-- MATERIAL FOR THIS EXERCISE follows --

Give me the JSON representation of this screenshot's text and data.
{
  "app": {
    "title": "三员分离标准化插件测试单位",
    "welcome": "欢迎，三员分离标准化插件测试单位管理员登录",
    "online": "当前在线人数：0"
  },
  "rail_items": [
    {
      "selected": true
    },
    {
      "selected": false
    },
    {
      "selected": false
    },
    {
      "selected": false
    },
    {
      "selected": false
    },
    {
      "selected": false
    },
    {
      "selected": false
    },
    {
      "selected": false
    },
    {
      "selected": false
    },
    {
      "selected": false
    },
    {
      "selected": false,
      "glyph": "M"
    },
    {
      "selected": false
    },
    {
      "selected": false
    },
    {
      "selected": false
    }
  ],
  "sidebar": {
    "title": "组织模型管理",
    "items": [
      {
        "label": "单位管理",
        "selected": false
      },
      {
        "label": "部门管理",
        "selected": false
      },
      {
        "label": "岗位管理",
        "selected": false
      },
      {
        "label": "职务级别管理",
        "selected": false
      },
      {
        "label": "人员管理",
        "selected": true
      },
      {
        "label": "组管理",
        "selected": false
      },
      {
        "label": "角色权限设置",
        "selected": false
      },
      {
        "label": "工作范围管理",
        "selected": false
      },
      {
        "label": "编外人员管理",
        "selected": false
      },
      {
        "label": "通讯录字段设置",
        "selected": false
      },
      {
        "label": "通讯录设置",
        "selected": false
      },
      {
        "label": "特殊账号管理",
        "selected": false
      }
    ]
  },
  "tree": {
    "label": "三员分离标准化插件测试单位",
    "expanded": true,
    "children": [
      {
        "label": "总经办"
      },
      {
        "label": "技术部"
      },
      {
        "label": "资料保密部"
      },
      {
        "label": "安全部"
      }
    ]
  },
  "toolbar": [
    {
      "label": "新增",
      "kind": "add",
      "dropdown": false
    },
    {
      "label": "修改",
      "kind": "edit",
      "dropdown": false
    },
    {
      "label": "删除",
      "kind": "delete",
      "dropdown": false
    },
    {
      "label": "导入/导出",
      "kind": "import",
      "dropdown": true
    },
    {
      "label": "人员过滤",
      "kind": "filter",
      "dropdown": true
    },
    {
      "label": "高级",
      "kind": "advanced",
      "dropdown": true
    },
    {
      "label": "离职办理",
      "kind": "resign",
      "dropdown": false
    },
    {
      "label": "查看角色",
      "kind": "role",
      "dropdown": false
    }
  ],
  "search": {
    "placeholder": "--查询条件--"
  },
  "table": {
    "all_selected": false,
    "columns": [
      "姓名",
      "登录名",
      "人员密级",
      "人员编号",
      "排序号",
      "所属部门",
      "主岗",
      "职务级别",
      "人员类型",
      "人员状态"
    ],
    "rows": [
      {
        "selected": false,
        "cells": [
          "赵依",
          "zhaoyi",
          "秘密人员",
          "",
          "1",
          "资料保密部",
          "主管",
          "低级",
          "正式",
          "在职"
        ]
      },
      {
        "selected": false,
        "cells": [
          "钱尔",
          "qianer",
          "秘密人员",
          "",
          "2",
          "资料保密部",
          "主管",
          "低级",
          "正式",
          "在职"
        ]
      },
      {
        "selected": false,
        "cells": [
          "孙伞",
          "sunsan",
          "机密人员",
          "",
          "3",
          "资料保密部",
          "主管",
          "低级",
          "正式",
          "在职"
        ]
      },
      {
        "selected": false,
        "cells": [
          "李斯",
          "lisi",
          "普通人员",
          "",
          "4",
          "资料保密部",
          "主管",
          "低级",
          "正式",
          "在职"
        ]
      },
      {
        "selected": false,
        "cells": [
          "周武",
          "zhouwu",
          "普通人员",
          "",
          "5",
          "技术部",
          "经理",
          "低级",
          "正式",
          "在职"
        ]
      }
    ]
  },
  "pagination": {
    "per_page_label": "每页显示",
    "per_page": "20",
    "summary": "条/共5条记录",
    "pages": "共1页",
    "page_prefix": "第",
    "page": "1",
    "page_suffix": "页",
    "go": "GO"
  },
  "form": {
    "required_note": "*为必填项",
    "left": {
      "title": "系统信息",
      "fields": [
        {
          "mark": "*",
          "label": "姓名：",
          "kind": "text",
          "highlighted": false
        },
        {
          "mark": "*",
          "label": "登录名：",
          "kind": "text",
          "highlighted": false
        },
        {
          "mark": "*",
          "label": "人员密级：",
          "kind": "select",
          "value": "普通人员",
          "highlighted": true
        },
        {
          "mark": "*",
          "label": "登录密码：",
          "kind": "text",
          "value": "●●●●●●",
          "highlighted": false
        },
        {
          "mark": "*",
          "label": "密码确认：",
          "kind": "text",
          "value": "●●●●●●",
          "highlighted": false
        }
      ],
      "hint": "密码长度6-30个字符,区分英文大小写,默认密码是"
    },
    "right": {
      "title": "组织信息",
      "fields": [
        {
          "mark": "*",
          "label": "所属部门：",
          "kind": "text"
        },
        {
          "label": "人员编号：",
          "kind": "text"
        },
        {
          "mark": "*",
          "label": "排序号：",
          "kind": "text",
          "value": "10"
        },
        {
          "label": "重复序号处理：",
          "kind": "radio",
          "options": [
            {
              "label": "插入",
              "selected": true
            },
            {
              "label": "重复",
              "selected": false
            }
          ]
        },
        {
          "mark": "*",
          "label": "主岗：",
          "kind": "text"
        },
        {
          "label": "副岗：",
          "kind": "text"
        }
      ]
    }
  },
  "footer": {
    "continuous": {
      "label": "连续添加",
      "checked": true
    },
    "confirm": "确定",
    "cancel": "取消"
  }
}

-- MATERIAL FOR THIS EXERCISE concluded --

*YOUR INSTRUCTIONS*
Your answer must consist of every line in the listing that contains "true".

*EXERCISE RESPONSE*
      "selected": true
        "selected": true
    "expanded": true,
      "dropdown": true
      "dropdown": true
      "dropdown": true
          "highlighted": true
              "selected": true
      "checked": true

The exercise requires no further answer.